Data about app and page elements
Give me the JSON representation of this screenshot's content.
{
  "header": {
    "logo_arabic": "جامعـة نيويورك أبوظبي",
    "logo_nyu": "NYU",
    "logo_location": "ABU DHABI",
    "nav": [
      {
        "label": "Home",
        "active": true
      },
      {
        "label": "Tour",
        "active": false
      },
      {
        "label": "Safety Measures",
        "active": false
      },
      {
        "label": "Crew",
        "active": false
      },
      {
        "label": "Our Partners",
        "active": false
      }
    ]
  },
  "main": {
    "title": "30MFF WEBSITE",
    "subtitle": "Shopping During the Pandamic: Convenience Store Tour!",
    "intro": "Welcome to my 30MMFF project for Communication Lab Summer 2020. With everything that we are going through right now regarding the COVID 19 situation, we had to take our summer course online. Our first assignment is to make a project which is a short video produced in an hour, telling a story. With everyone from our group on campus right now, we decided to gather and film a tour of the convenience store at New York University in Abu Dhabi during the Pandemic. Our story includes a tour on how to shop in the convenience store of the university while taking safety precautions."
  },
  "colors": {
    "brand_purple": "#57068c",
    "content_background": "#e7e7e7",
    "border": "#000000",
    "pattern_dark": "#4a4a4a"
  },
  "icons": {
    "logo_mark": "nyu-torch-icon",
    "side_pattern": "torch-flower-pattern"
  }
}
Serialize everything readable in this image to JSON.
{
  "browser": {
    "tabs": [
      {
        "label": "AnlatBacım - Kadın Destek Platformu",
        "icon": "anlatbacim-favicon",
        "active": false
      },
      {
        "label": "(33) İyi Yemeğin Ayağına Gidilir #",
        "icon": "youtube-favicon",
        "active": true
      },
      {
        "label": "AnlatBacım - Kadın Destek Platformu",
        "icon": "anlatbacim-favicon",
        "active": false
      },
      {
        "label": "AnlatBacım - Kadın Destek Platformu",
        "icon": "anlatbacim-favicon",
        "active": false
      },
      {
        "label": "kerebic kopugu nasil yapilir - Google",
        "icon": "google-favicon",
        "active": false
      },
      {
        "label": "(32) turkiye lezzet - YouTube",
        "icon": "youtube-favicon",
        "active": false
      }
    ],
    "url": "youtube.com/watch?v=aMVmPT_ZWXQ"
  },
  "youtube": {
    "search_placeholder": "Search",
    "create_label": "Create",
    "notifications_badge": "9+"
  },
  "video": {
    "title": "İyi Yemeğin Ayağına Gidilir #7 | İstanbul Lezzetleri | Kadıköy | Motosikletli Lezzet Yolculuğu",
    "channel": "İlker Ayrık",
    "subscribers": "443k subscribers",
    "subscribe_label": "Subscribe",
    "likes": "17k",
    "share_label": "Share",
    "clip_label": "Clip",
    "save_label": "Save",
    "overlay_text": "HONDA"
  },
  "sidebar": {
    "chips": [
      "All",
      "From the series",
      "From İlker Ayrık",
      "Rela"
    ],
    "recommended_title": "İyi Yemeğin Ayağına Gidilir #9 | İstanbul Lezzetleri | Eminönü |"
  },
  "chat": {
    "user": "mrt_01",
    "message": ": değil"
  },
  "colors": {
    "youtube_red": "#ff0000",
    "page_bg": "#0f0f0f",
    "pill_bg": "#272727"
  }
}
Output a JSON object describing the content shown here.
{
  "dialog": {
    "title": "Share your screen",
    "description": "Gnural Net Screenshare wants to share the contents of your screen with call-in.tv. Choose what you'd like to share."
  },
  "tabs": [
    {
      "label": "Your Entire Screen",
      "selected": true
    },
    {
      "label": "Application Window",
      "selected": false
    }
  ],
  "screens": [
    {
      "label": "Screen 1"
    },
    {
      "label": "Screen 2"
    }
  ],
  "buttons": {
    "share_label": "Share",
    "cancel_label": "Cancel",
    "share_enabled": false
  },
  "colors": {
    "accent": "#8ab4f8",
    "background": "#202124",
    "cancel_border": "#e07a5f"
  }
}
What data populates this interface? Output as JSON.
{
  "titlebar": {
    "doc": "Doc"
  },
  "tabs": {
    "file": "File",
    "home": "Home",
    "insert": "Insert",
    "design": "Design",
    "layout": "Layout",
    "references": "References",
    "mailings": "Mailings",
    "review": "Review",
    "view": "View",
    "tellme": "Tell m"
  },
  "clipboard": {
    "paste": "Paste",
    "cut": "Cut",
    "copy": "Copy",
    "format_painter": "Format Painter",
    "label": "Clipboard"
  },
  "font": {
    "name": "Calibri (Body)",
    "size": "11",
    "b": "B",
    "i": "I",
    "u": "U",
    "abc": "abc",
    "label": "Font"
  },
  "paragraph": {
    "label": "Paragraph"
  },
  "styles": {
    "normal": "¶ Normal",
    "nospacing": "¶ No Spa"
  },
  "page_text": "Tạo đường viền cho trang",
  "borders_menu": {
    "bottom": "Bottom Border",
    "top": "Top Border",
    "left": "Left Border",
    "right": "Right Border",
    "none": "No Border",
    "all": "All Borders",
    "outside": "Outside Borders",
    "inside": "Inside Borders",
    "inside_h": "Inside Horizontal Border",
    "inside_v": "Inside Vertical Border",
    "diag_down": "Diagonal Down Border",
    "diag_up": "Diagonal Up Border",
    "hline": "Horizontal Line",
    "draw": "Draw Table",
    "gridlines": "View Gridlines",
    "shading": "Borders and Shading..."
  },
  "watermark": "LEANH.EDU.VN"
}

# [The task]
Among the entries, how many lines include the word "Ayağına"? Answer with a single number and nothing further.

# [Reply]
3